Content on this page requires a newer version of Adobe Flash Player.

Get Adobe Flash player

Coupon Code

"Schnauze" is the German word for "snout" or "muzzle". And that makes perfect sense to call these cute bearded guys "Schnauzers".
Schnauzer Facts

Schnauzers exhibit superior ability in smell, hearing and taste among the five senses. This is probably related to the fact that the Schnauzers were bred as rat catchers in the past.

1-800-PetMeds

Cherrybrook Premium Pet Supplies

LT - 090909 - 120x60 Flat Ship

The Schnauzer Life Cyle


 

The Schnauzers are some of the most intelligent breeds of dogs. They are friendly to their human families and can socialize well with other dogs.

They have all the great features of most Terriers, and that means they are alert, enthusiastic, and robust, even for the Minis.

All three Schnauzers make good house pets because they seldom shed, and so are a good choice for people who are allergic to fur and hair.

How Long do They Live?
Schnauzer Life Cycle
Check out the 3 Three Breeds: Their Traits & Temperament

How Long do They Live?

Schnauzers generally live as long as 12-14 years of life.  The Miniature Schnauzer tends to live longer than its larger cousins. However, there are variable factors which can affect the expectancies of individual dogs.  Although it may sound boring to you, it is always true what truly matters is that your Schnauzer lives a happy healthy life. Stay with us and you will have more to discover. 

Schnauzer Life Cycle

Some female dogs become sexually mature as early as 6 months old, and some do so by the age of 18 months.  Typically most of them matures at the age of one, as do most male dogs do.  A mature female dog is called a bitch and an adult male dog, a dog or a stud if used or breeding.

So here’s a typical life cycle of an average Schnauzer:

A sexually mature female Schnauzer enters a period of receptivity, or what we call, goes into heat, twice a year each for a period of 10 days or so.  During this time, the female emits an odor that attracts males.

After a typical gestation period of 63 days, the female Schnauzer gives birth to a litter of Schnauzer puppies, i.e. whelps.  The average litter size for Schnauzers in general is 3-6 puppies, but sometimes can be as many as 8 or 9!

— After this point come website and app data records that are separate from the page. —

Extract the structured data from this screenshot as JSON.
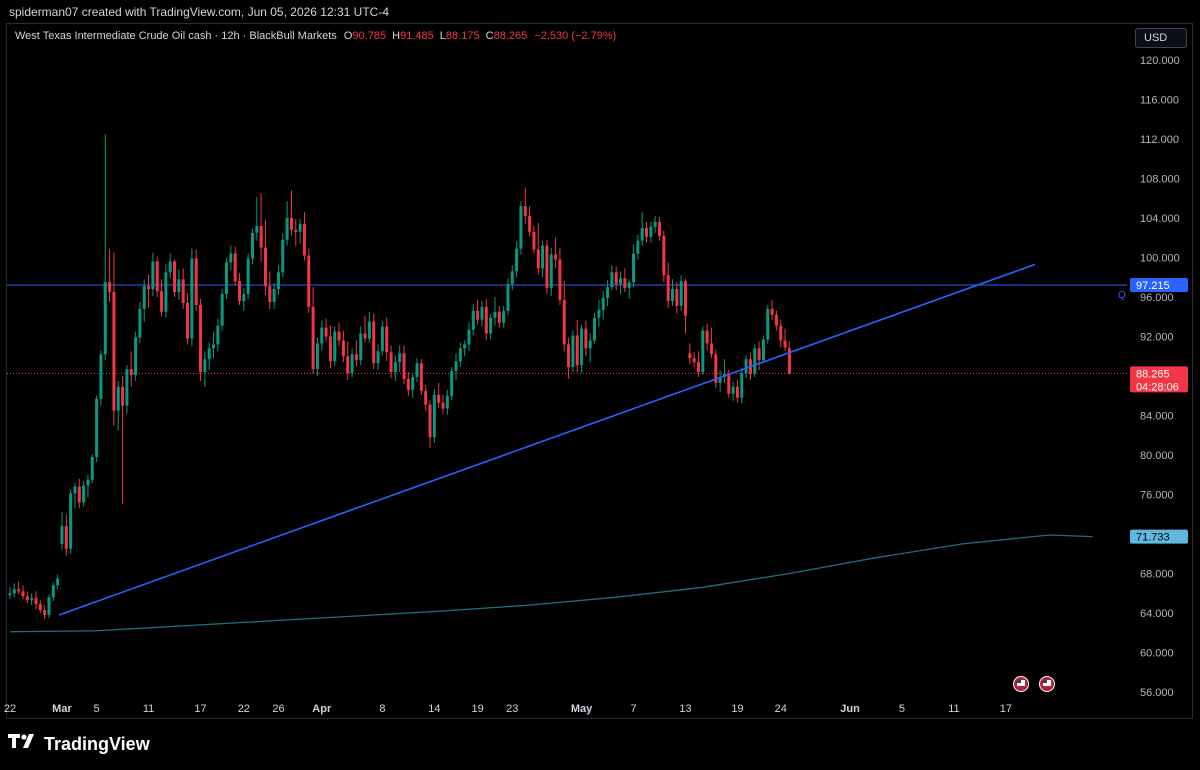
{
  "header": {
    "creator_line": "spiderman07 created with TradingView.com, Jun 05, 2026 12:31 UTC-4"
  },
  "legend": {
    "symbol": "West Texas Intermediate Crude Oil cash · 12h · BlackBull Markets",
    "o_label": "O",
    "o_value": "90.785",
    "h_label": "H",
    "h_value": "91.485",
    "l_label": "L",
    "l_value": "88.175",
    "c_label": "C",
    "c_value": "88.265",
    "change": "−2.530 (−2.79%)"
  },
  "currency_button": "USD",
  "price_badges": {
    "hline": "97.215",
    "last": "88.265",
    "countdown": "04:28:06",
    "ma": "71.733"
  },
  "colors": {
    "up": "#089981",
    "down": "#f23645",
    "trendline": "#2962ff",
    "hline": "#2962ff",
    "ma": "#1f6f80",
    "last_price": "#f23645",
    "ma_badge": "#5fb8e0"
  },
  "chart_data": {
    "type": "candlestick",
    "title": "",
    "xlabel": "",
    "ylabel": "",
    "ylim": [
      54,
      122
    ],
    "y_ticks": [
      "120.000",
      "116.000",
      "112.000",
      "108.000",
      "104.000",
      "100.000",
      "96.000",
      "92.000",
      "88.000",
      "84.000",
      "80.000",
      "76.000",
      "72.000",
      "68.000",
      "64.000",
      "60.000",
      "56.000"
    ],
    "x_ticks": [
      {
        "label": "22",
        "i": 0
      },
      {
        "label": "Mar",
        "i": 12
      },
      {
        "label": "5",
        "i": 20
      },
      {
        "label": "11",
        "i": 32
      },
      {
        "label": "17",
        "i": 44
      },
      {
        "label": "22",
        "i": 54
      },
      {
        "label": "26",
        "i": 62
      },
      {
        "label": "Apr",
        "i": 72
      },
      {
        "label": "8",
        "i": 86
      },
      {
        "label": "14",
        "i": 98
      },
      {
        "label": "19",
        "i": 108
      },
      {
        "label": "23",
        "i": 116
      },
      {
        "label": "May",
        "i": 132
      },
      {
        "label": "7",
        "i": 144
      },
      {
        "label": "13",
        "i": 156
      },
      {
        "label": "19",
        "i": 168
      },
      {
        "label": "24",
        "i": 178
      },
      {
        "label": "Jun",
        "i": 194
      },
      {
        "label": "5",
        "i": 206
      },
      {
        "label": "11",
        "i": 218
      },
      {
        "label": "17",
        "i": 230
      }
    ],
    "candles": [
      [
        65.8,
        66.6,
        65.4,
        66.0
      ],
      [
        66.0,
        67.0,
        65.6,
        66.4
      ],
      [
        66.4,
        67.2,
        65.9,
        66.2
      ],
      [
        66.2,
        66.8,
        65.4,
        65.7
      ],
      [
        65.7,
        66.2,
        65.0,
        65.3
      ],
      [
        65.3,
        66.0,
        64.8,
        65.5
      ],
      [
        65.5,
        66.2,
        64.4,
        64.9
      ],
      [
        64.9,
        65.3,
        64.0,
        64.3
      ],
      [
        64.3,
        64.8,
        63.4,
        63.8
      ],
      [
        63.8,
        65.9,
        63.5,
        65.6
      ],
      [
        65.6,
        67.1,
        65.2,
        66.8
      ],
      [
        66.8,
        67.9,
        66.4,
        67.5
      ],
      [
        71.0,
        74.2,
        70.4,
        72.8
      ],
      [
        72.8,
        74.0,
        69.8,
        70.5
      ],
      [
        70.5,
        76.5,
        70.0,
        76.1
      ],
      [
        76.1,
        77.2,
        74.6,
        76.8
      ],
      [
        76.8,
        77.6,
        74.6,
        75.2
      ],
      [
        75.2,
        77.4,
        74.8,
        76.9
      ],
      [
        76.9,
        78.0,
        75.7,
        77.5
      ],
      [
        77.5,
        80.1,
        77.1,
        79.8
      ],
      [
        79.8,
        86.0,
        79.3,
        85.7
      ],
      [
        85.7,
        90.6,
        85.0,
        90.2
      ],
      [
        90.2,
        112.5,
        89.6,
        97.5
      ],
      [
        97.5,
        100.9,
        95.5,
        96.5
      ],
      [
        96.5,
        100.5,
        83.0,
        84.5
      ],
      [
        84.5,
        87.5,
        82.5,
        86.9
      ],
      [
        86.9,
        88.0,
        75.0,
        85.0
      ],
      [
        85.0,
        89.1,
        84.2,
        88.7
      ],
      [
        88.7,
        90.5,
        86.9,
        88.1
      ],
      [
        88.1,
        92.5,
        87.5,
        91.9
      ],
      [
        91.9,
        95.5,
        91.3,
        94.8
      ],
      [
        94.8,
        97.8,
        93.5,
        97.1
      ],
      [
        97.1,
        98.3,
        94.9,
        96.8
      ],
      [
        96.8,
        100.5,
        96.1,
        99.6
      ],
      [
        99.6,
        100.1,
        96.0,
        96.6
      ],
      [
        96.6,
        97.8,
        94.0,
        94.5
      ],
      [
        94.5,
        99.3,
        93.9,
        98.5
      ],
      [
        98.5,
        100.4,
        97.9,
        99.6
      ],
      [
        99.6,
        99.8,
        96.0,
        96.5
      ],
      [
        96.5,
        98.8,
        95.7,
        97.8
      ],
      [
        97.8,
        98.9,
        94.8,
        95.4
      ],
      [
        95.4,
        96.4,
        91.2,
        91.8
      ],
      [
        91.8,
        100.9,
        91.0,
        99.9
      ],
      [
        99.9,
        100.8,
        94.6,
        95.2
      ],
      [
        95.2,
        95.8,
        87.5,
        88.4
      ],
      [
        88.4,
        90.5,
        86.9,
        89.7
      ],
      [
        89.7,
        91.4,
        88.6,
        90.8
      ],
      [
        90.8,
        92.5,
        89.8,
        91.2
      ],
      [
        91.2,
        93.8,
        90.5,
        93.1
      ],
      [
        93.1,
        96.8,
        92.6,
        96.3
      ],
      [
        96.3,
        99.9,
        95.8,
        99.5
      ],
      [
        99.5,
        101.2,
        98.7,
        100.4
      ],
      [
        100.4,
        101.1,
        97.2,
        97.6
      ],
      [
        97.6,
        98.4,
        95.2,
        95.6
      ],
      [
        95.6,
        96.9,
        94.6,
        96.3
      ],
      [
        96.3,
        100.4,
        95.8,
        99.9
      ],
      [
        99.9,
        102.9,
        99.3,
        102.5
      ],
      [
        102.5,
        106.1,
        101.7,
        103.2
      ],
      [
        103.2,
        106.5,
        99.6,
        101.0
      ],
      [
        101.0,
        103.8,
        96.2,
        97.1
      ],
      [
        97.1,
        98.6,
        94.8,
        95.5
      ],
      [
        95.5,
        97.4,
        94.8,
        96.8
      ],
      [
        96.8,
        99.2,
        96.2,
        98.5
      ],
      [
        98.5,
        102.4,
        98.0,
        101.8
      ],
      [
        101.8,
        105.7,
        101.2,
        104.0
      ],
      [
        104.0,
        106.8,
        102.2,
        102.8
      ],
      [
        102.8,
        103.9,
        101.2,
        102.6
      ],
      [
        102.6,
        103.9,
        101.4,
        103.4
      ],
      [
        103.4,
        104.6,
        99.7,
        100.2
      ],
      [
        100.2,
        100.9,
        94.4,
        95.0
      ],
      [
        95.0,
        97.0,
        88.2,
        88.7
      ],
      [
        88.7,
        91.9,
        88.0,
        91.3
      ],
      [
        91.3,
        93.6,
        90.6,
        92.9
      ],
      [
        92.9,
        93.8,
        91.5,
        92.0
      ],
      [
        92.0,
        93.1,
        88.8,
        89.5
      ],
      [
        89.5,
        93.0,
        89.0,
        92.5
      ],
      [
        92.5,
        93.4,
        91.0,
        91.6
      ],
      [
        91.6,
        92.6,
        89.4,
        90.0
      ],
      [
        90.0,
        91.5,
        87.6,
        88.3
      ],
      [
        88.3,
        90.8,
        87.9,
        90.2
      ],
      [
        90.2,
        91.6,
        89.0,
        89.6
      ],
      [
        89.6,
        93.0,
        89.1,
        92.3
      ],
      [
        92.3,
        94.1,
        91.4,
        91.8
      ],
      [
        91.8,
        94.5,
        91.4,
        93.5
      ],
      [
        93.5,
        94.3,
        88.7,
        89.3
      ],
      [
        89.3,
        91.2,
        88.6,
        90.5
      ],
      [
        90.5,
        93.6,
        90.1,
        93.0
      ],
      [
        93.0,
        93.9,
        89.5,
        90.4
      ],
      [
        90.4,
        91.1,
        87.8,
        88.4
      ],
      [
        88.4,
        90.1,
        87.5,
        89.4
      ],
      [
        89.4,
        91.1,
        88.4,
        90.3
      ],
      [
        90.3,
        91.1,
        87.2,
        87.7
      ],
      [
        87.7,
        88.4,
        86.0,
        86.6
      ],
      [
        86.6,
        88.3,
        85.8,
        87.9
      ],
      [
        87.9,
        89.8,
        87.4,
        89.3
      ],
      [
        89.3,
        89.7,
        86.1,
        86.5
      ],
      [
        86.5,
        87.1,
        84.5,
        85.1
      ],
      [
        85.1,
        85.5,
        80.7,
        81.8
      ],
      [
        81.8,
        86.7,
        81.2,
        86.1
      ],
      [
        86.1,
        87.3,
        84.8,
        85.3
      ],
      [
        85.3,
        86.1,
        84.2,
        84.7
      ],
      [
        84.7,
        86.6,
        84.1,
        86.0
      ],
      [
        86.0,
        88.9,
        85.6,
        88.5
      ],
      [
        88.5,
        90.3,
        87.6,
        89.5
      ],
      [
        89.5,
        91.4,
        88.9,
        90.8
      ],
      [
        90.8,
        91.6,
        90.0,
        91.2
      ],
      [
        91.2,
        93.4,
        90.5,
        92.7
      ],
      [
        92.7,
        95.3,
        92.1,
        94.6
      ],
      [
        94.6,
        95.7,
        93.2,
        93.7
      ],
      [
        93.7,
        95.6,
        93.0,
        95.0
      ],
      [
        95.0,
        95.8,
        91.6,
        92.3
      ],
      [
        92.3,
        94.3,
        91.7,
        93.9
      ],
      [
        93.9,
        96.0,
        93.1,
        94.5
      ],
      [
        94.5,
        95.1,
        92.9,
        93.4
      ],
      [
        93.4,
        95.1,
        92.9,
        94.6
      ],
      [
        94.6,
        97.9,
        94.2,
        97.3
      ],
      [
        97.3,
        99.2,
        96.7,
        98.6
      ],
      [
        98.6,
        101.6,
        98.0,
        100.9
      ],
      [
        100.9,
        105.7,
        100.3,
        105.2
      ],
      [
        105.2,
        107.1,
        103.4,
        104.2
      ],
      [
        104.2,
        105.2,
        102.1,
        102.6
      ],
      [
        102.6,
        103.2,
        100.4,
        100.8
      ],
      [
        100.8,
        103.5,
        98.3,
        98.9
      ],
      [
        98.9,
        101.7,
        98.0,
        101.2
      ],
      [
        101.2,
        101.8,
        96.3,
        96.9
      ],
      [
        96.9,
        101.0,
        96.1,
        100.3
      ],
      [
        100.3,
        102.0,
        98.9,
        99.8
      ],
      [
        99.8,
        101.0,
        95.2,
        95.7
      ],
      [
        95.7,
        97.6,
        90.5,
        91.2
      ],
      [
        91.2,
        91.9,
        87.7,
        88.9
      ],
      [
        88.9,
        92.6,
        88.4,
        92.1
      ],
      [
        92.1,
        93.7,
        88.4,
        89.1
      ],
      [
        89.1,
        93.2,
        88.3,
        92.8
      ],
      [
        92.8,
        93.6,
        90.0,
        90.8
      ],
      [
        90.8,
        92.3,
        89.4,
        91.6
      ],
      [
        91.6,
        94.4,
        91.2,
        93.9
      ],
      [
        93.9,
        95.7,
        93.0,
        94.7
      ],
      [
        94.7,
        96.6,
        93.7,
        95.9
      ],
      [
        95.9,
        97.7,
        95.1,
        97.0
      ],
      [
        97.0,
        99.2,
        96.7,
        98.5
      ],
      [
        98.5,
        99.1,
        96.7,
        97.3
      ],
      [
        97.3,
        98.6,
        96.3,
        97.9
      ],
      [
        97.9,
        98.9,
        96.5,
        96.9
      ],
      [
        96.9,
        97.8,
        95.8,
        97.5
      ],
      [
        97.5,
        101.3,
        97.0,
        100.4
      ],
      [
        100.4,
        102.3,
        99.8,
        101.7
      ],
      [
        101.7,
        104.6,
        101.2,
        103.0
      ],
      [
        103.0,
        103.6,
        101.5,
        102.1
      ],
      [
        102.1,
        103.6,
        101.5,
        103.1
      ],
      [
        103.1,
        104.2,
        102.5,
        103.6
      ],
      [
        103.6,
        104.1,
        101.7,
        102.2
      ],
      [
        102.2,
        102.7,
        97.5,
        98.2
      ],
      [
        98.2,
        99.5,
        94.9,
        95.6
      ],
      [
        95.6,
        97.8,
        95.1,
        96.8
      ],
      [
        96.8,
        97.5,
        94.3,
        95.1
      ],
      [
        95.1,
        98.2,
        94.6,
        97.6
      ],
      [
        97.6,
        97.8,
        92.3,
        94.1
      ],
      [
        90.3,
        91.3,
        89.2,
        89.8
      ],
      [
        89.8,
        90.4,
        88.9,
        89.4
      ],
      [
        89.4,
        90.5,
        87.9,
        88.4
      ],
      [
        88.4,
        93.0,
        88.1,
        92.6
      ],
      [
        92.6,
        93.3,
        90.6,
        91.3
      ],
      [
        91.3,
        92.9,
        89.8,
        90.2
      ],
      [
        90.2,
        90.7,
        86.8,
        87.3
      ],
      [
        87.3,
        88.6,
        86.4,
        87.9
      ],
      [
        87.9,
        89.7,
        87.3,
        88.2
      ],
      [
        88.2,
        88.6,
        85.8,
        86.2
      ],
      [
        86.2,
        87.4,
        85.5,
        86.9
      ],
      [
        86.9,
        87.6,
        85.3,
        85.8
      ],
      [
        85.8,
        88.8,
        85.2,
        88.3
      ],
      [
        88.3,
        90.1,
        87.8,
        89.7
      ],
      [
        89.7,
        90.4,
        87.6,
        88.2
      ],
      [
        88.2,
        91.2,
        87.9,
        90.8
      ],
      [
        90.8,
        91.5,
        88.6,
        89.6
      ],
      [
        89.6,
        92.1,
        89.3,
        91.7
      ],
      [
        91.7,
        95.2,
        91.3,
        94.8
      ],
      [
        94.8,
        95.7,
        93.7,
        94.2
      ],
      [
        94.2,
        94.6,
        92.6,
        93.1
      ],
      [
        93.1,
        93.7,
        90.9,
        91.6
      ],
      [
        91.6,
        92.8,
        90.5,
        90.9
      ],
      [
        90.785,
        91.485,
        88.175,
        88.265
      ]
    ],
    "horizontal_line": 97.215,
    "last_price": 88.265,
    "ma_series": [
      [
        0,
        62.1
      ],
      [
        20,
        62.2
      ],
      [
        40,
        62.7
      ],
      [
        60,
        63.2
      ],
      [
        80,
        63.7
      ],
      [
        100,
        64.2
      ],
      [
        120,
        64.8
      ],
      [
        140,
        65.6
      ],
      [
        160,
        66.6
      ],
      [
        180,
        68.0
      ],
      [
        200,
        69.6
      ],
      [
        220,
        71.0
      ],
      [
        240,
        71.9
      ],
      [
        250,
        71.733
      ]
    ],
    "trendline": [
      [
        -2,
        63.8
      ],
      [
        268,
        99.3
      ]
    ]
  }
}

Schnauzer puppies are born with their eyes closed and do not open them until they are about 10 to 14 days old.  Puppies grow at an incredibly rapid rate and begin to wean at about six weeks old. By then, they have all their milk teeth.  When a Schnauzer puppy is about five months old, the full set of 42 permanent teeth will begin to erupt.  By the age of two, the typical Schnauzer usually reaches full growth and maturity.

As mentioned, the life span of each breed and dog is different, but on average, the Schnauzers can live more than 10 years of age, with an average of 12 – 14 years.  There are many signs to tell when a dog becomes old – the hair around its muzzle and cheeks turn white or gray; some of them slow down and reduce in activity level; many old dogs are also associated with conditions like arthritis, cataracts, hearing loss, kidney disorders, or cancer. Read more in our healthcare section for caring for your Schnauzer at different life stages, common health conditions and remedies. And later we will have a special edition covering cancer and complementary medicines for Schnauzers. Stay tuned...

 

Schnauzer Growth Cycle

Day -63 Conception
Day 0 Birth
Day 10 - 14 Puppy eyes open
Week 6 Weaning
  Milk teeth grown
Month 5 Permanent teeth erupt
Age 1 Sexually receptive
Age 2 Full grown and mature (varied according to breeds*)
Age 7 - 9 Entering middle age
Age 12 Entering old age

* Usually, Miniature Schnauzer, as the smallest breed of the family, matures earlier than their larger relatives:

  • Miniature Schnauzer: 6 - 12 months of age
  • Standard Schnauzer: 10 - 16 months of age
  • Giant Schnauzer: up to 24 months of age

The aging profile of dogs varies according to their adult size.  Generally, dogs of bigger size tend to age faster than the smaller size dogs. A Giant or Standard Schnauzer walks into middle age at 7, while middle age does not normally occur in a Miniature Schnauzer until the age of 9. As you see, the general belief that a human year is equivalent to 7 dog years is a not necessarily accurate, and the breed, the size and other factors all come into play.  

Next

Schnauzer Breeds